By Veronica Villafañe
It’s a done deal. The English-language network announces the
purchase of Telemundo, the second largest Hispanic network
in the U.S. for almost $2 billion. What will this acquisition
mean for its employees and the TV audience? Minutes after
the announcement was made, Ted David, CNBC’s "Street Signs"
anchor was chit chatting in Spanish with stock editor Joe
Kernen. "Y ahora vamos a ver… the stocks for…" "Don Francisco,
who’s he?" "Telemundo is the best" "I watch Betty La Fea"
"si hablo español."
little banter went on several times, as they talked about
how the stock market was doing. Both men showing they can
speak a few Spanish phrases, while pointing out that their
parent company, General Electric will now own Telemundo Network,
the country’s second largest Spanish-language network. NBC
is paying $1.98 billion for the Hialeah, Fla.-based Telemundo.
It will pay half cash, half GE stock and also assume about
$700 million in debt. Sony Corp. currently owns about 40 percent
of Telemundo, while Liberty Media has a 35 percent stake.
The rest is held by other investors. Other companies were
looking into buying Telemundo. There was early interest from
Walt Disney Co., which owns ABC and until recently, Viacom
Inc., which owns the CBS television network, was a major contender,
placing a bid.
Telemundo Network owners originally wanted to sell at a higher
price, but settled
for the $1.98 billion. Sony and Liberty bought the network
in 1997 for $539 million. "It’s a very good price and we at

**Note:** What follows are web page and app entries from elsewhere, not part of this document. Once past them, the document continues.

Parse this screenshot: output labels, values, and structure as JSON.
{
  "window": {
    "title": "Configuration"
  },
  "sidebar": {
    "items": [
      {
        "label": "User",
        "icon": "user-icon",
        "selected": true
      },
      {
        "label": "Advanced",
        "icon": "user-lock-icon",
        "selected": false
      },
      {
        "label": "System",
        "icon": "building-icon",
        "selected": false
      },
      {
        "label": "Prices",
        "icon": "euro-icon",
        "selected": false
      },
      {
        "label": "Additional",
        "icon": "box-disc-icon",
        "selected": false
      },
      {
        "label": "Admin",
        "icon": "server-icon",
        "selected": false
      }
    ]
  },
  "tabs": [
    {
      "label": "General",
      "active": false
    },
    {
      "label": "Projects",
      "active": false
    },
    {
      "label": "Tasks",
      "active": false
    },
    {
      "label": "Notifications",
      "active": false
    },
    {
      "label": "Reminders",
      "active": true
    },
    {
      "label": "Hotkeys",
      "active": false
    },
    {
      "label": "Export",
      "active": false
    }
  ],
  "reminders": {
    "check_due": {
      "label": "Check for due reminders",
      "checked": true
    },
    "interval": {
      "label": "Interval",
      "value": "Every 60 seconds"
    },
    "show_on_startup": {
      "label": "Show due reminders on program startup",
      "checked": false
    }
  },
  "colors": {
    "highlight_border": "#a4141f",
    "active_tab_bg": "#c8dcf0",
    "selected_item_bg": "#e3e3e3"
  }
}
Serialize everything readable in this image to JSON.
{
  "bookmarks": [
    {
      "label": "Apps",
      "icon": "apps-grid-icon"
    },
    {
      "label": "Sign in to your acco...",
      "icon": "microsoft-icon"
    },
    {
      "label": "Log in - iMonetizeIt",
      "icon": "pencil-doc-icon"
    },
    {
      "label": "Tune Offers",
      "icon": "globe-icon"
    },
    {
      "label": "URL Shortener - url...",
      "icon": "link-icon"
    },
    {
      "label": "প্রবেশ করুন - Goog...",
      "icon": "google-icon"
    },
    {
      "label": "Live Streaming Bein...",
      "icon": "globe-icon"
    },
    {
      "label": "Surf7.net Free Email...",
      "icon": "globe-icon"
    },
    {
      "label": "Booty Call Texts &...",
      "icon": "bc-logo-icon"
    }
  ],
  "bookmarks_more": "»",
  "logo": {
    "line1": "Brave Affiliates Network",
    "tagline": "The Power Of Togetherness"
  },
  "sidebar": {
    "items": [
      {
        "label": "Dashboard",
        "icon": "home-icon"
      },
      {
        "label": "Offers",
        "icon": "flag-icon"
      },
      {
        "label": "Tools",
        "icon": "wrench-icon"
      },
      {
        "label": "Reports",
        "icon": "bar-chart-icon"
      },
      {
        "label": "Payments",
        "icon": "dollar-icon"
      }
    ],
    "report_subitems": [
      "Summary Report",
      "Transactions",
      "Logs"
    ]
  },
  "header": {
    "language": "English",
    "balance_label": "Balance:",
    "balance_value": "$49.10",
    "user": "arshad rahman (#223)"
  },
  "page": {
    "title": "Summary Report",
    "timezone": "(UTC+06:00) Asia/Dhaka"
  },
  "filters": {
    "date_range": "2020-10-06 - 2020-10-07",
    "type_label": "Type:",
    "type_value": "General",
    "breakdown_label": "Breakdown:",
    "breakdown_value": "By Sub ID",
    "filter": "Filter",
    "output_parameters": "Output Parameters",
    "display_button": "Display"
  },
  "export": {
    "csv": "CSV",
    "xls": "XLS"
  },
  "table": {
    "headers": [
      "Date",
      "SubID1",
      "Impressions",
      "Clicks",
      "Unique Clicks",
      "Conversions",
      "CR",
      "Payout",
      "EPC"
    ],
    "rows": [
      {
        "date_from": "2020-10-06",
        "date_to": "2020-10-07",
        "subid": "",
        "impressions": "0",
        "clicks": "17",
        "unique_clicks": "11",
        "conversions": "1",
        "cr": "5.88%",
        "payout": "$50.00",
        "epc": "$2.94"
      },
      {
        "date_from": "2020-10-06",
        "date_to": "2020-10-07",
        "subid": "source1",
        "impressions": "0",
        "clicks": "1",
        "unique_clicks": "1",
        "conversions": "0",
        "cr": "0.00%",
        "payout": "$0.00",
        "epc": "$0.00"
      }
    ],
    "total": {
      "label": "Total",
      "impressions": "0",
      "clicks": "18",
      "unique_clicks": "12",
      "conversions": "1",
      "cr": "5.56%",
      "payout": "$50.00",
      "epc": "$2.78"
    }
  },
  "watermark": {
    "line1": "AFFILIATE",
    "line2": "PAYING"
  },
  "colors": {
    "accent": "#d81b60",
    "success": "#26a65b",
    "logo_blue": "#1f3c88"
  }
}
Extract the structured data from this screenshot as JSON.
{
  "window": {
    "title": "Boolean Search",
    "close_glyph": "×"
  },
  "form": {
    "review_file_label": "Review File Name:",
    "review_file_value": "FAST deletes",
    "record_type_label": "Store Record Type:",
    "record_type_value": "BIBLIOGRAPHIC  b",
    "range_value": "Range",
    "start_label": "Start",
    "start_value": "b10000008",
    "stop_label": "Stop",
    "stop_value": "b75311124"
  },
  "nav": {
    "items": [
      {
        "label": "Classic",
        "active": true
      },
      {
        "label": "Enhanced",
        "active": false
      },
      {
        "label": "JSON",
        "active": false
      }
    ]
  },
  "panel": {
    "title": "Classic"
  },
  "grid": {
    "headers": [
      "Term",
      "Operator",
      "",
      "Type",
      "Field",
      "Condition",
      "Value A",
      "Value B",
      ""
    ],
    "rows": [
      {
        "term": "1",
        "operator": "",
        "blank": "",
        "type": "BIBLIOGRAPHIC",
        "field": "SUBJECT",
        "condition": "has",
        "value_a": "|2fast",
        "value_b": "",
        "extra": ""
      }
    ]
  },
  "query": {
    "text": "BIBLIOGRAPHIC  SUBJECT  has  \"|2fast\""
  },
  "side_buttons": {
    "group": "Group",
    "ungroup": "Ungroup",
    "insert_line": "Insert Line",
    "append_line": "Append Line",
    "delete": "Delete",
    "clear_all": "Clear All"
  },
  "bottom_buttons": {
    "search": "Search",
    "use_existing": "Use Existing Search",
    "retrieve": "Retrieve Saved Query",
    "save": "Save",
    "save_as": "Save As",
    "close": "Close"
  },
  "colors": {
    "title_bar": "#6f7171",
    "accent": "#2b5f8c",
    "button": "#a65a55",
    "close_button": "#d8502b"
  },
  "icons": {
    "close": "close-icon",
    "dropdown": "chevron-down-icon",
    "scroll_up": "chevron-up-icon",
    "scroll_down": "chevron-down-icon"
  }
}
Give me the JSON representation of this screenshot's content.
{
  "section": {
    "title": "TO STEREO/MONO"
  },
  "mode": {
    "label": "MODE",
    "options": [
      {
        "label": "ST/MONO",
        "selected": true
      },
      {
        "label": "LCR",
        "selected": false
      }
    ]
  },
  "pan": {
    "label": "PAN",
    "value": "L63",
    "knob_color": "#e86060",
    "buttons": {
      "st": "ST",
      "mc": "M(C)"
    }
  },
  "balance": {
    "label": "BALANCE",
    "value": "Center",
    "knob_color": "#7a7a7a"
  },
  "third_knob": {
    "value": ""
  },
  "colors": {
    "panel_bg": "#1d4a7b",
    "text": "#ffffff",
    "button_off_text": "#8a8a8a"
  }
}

Telemundo are very excited about this deal," said Joe McNamara,
Telemundo Network president, during a CNBC interview. By his
side was NBC chairman Bob Wright, who agreed with McNamara
that there was "tremendous synergy" between NBC and Telemundo,
as both networks will be able to profit from their alliance.
NBC will have an "in" to the ever-growing Spanish-language
market and Telemundo will have access to more resources.
"Telemundo has tremendous potential," says Wright. "It never
really has had access to the capital we can provide, it never
has had access to the facilities, sales organization, the
client relationships that we provide. Those things will add
a big shot in the arm to Telemundo."
considered an expensive acquisition by some analysts, Wright
pointed out "it was a very attractive investment to us," which
will translate, according to his estimates, to a $500 to $600
additional revenue for the first year of operation by NBC,
"Our goal is to become number one, as NBC is number one."
McNamara says by emulating the best practices by NBC they
will achieve that goal. In a memo sent to all Telemundo employees,
he says the purchase, pending regulatory approval by the FCC,
is a process that will take several months to complete.
Here’s an excerpt from that memo: "With the resources offered
by our new ownership, we will have an even greater opportunity
to improve the quality of our local and network newscasts,
to introduce new advertisers to Spanish language television,
to enhance our station operations, to improve access to new
programs and formats and to upgrade our overall distribution.
With NBC's help, there is no doubt that we will take Telemundo
to the next level. I am very proud of everything that Telemundo
has accomplished in the past, and I look forward to even greater
successes in the months and years ahead."
Telemundo owns 19 television outlets, 10 of which are low-power
stations. In addition, the Telemundo network has 40 broadcast
affiliates. Five of Telemundo's full-power stations are in
cities where NBC already operates. The deal is not expected
to go through.
Even after combining the 10 full-power television stations
owned by Telemundo
with the 13 stations it already owns, NBC’s national audience
reach would remain under 30 percent, below the FCC 35 percent.
They might face one problem though. Telemundo Network recently
bought KWHY-22, giving it the first acting duopoly in L.A.
This would mean NBC would have to sell one of its stations.
The NBC chairman says they will be applying for a waiver from
the FCC, but that they face no other impediments.
NBC plans to keep the current management of Telemundo in place,
including chief executive Jim McNamara, who will report to
NBC president Andrew Lack, as well as Telemundo’s chief operating
officer Alan Sokol.
About the Author
Verónica Villafañe is an Emmy award-winning television writer
and reporter, with more than 12 years of research and reporting
experience. She is a journalism graduate from the University
of the Saviour, in Argentina. She can be reached by e-mail